Determine the count of lines in the following entries that contain the string "start". Write only the number.

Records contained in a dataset
------------------------------------------------------------
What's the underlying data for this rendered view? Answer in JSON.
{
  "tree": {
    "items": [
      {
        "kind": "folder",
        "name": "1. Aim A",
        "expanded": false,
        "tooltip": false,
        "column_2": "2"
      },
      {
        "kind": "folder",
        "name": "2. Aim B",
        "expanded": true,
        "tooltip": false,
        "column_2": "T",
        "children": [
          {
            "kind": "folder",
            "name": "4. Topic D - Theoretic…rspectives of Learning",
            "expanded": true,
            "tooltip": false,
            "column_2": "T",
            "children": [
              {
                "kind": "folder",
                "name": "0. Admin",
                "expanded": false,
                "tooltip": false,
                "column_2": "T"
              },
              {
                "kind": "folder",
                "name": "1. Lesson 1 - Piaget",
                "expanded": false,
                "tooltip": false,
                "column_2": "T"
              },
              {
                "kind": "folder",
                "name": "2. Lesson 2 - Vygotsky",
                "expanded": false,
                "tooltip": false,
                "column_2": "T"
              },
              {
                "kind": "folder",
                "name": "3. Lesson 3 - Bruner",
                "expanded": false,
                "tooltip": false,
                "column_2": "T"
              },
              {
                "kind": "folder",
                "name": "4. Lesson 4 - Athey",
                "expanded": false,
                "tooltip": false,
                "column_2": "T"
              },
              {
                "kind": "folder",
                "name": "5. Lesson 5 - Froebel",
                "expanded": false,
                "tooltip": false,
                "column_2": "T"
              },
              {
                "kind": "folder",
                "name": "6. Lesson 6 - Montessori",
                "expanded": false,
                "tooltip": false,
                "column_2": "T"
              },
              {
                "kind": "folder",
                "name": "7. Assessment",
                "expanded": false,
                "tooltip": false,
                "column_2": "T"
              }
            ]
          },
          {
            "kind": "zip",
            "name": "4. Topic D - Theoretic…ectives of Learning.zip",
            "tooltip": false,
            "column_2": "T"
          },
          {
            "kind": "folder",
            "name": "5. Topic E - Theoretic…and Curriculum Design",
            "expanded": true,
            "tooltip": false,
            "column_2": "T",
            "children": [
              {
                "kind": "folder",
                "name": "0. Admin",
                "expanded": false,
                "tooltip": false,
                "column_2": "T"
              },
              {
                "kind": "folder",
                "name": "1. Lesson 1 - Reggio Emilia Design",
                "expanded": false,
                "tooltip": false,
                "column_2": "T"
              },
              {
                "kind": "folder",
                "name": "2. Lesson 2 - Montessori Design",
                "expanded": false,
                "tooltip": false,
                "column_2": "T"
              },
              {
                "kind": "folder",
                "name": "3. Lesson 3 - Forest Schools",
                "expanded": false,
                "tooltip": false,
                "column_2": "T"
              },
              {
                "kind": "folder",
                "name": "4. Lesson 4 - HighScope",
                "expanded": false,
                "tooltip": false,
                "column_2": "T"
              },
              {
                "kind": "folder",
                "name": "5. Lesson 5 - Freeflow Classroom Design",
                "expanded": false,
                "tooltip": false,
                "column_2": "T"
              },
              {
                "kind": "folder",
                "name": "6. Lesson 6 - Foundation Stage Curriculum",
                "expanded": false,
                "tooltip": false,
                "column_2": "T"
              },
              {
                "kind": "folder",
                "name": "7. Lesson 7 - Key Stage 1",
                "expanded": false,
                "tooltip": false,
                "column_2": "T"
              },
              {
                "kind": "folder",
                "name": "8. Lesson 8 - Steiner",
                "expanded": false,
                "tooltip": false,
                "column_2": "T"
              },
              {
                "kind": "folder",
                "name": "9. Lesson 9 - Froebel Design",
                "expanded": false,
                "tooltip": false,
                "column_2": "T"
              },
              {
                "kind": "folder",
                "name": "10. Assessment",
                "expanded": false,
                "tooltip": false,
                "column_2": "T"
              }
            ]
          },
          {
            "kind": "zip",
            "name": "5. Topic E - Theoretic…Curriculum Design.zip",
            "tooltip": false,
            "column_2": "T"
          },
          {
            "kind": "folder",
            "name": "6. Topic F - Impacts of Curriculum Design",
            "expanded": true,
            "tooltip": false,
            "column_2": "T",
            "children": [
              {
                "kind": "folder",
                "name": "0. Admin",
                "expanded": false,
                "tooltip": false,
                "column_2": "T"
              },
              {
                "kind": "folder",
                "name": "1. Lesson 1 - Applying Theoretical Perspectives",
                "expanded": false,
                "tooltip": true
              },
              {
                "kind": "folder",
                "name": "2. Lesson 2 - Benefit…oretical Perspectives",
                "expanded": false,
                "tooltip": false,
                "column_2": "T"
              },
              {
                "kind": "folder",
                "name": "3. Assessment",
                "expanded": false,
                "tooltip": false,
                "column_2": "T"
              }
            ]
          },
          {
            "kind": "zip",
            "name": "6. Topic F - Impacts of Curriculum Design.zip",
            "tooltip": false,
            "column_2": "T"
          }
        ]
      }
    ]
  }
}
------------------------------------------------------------
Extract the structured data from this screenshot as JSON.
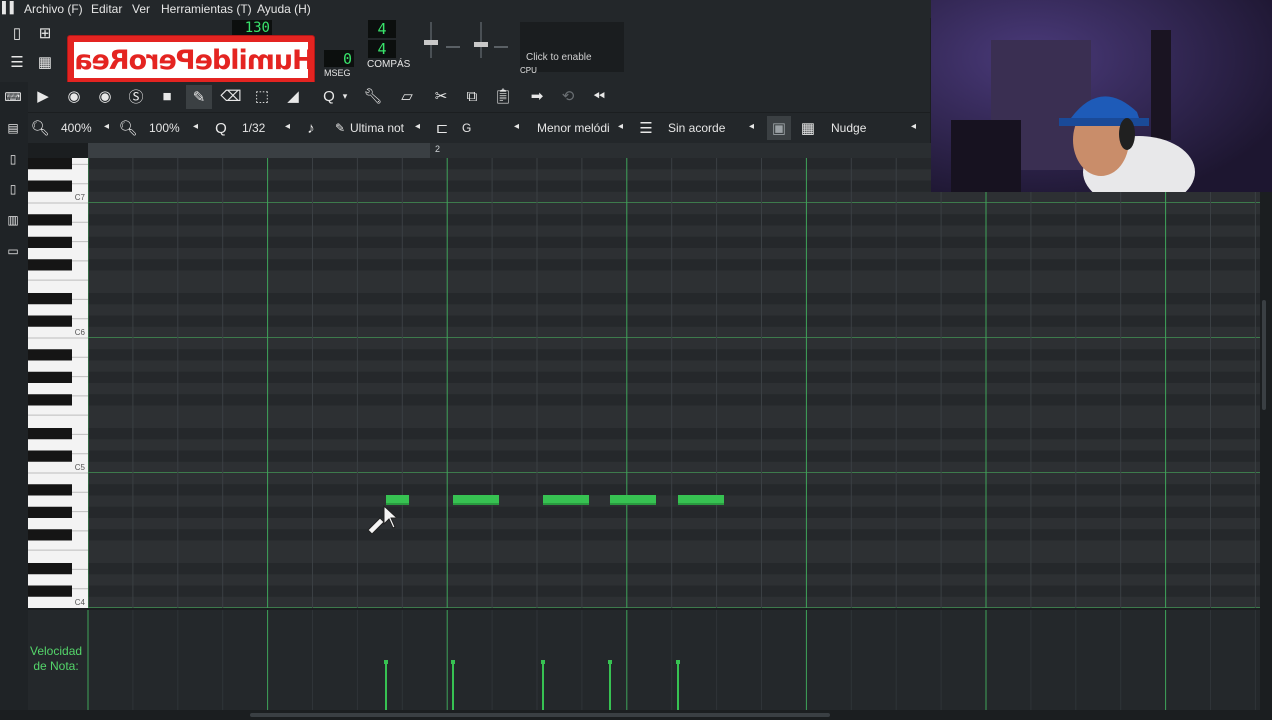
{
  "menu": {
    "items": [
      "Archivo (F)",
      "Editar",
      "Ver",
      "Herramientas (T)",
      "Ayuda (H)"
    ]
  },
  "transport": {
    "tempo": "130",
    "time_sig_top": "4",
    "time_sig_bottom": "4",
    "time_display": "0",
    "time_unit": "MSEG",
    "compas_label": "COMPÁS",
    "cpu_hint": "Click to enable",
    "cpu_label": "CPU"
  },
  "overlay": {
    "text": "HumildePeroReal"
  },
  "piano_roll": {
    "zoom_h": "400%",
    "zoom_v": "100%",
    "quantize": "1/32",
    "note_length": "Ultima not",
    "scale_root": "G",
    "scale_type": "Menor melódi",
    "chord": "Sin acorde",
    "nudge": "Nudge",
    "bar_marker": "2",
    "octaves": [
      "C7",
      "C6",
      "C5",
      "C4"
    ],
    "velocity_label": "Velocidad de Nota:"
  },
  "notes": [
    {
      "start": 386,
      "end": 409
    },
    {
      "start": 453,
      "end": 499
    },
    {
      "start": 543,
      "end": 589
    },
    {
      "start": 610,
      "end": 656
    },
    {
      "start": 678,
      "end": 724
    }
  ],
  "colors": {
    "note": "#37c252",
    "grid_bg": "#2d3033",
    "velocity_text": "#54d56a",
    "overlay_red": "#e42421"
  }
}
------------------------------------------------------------
**ANSWER SPACE**. 5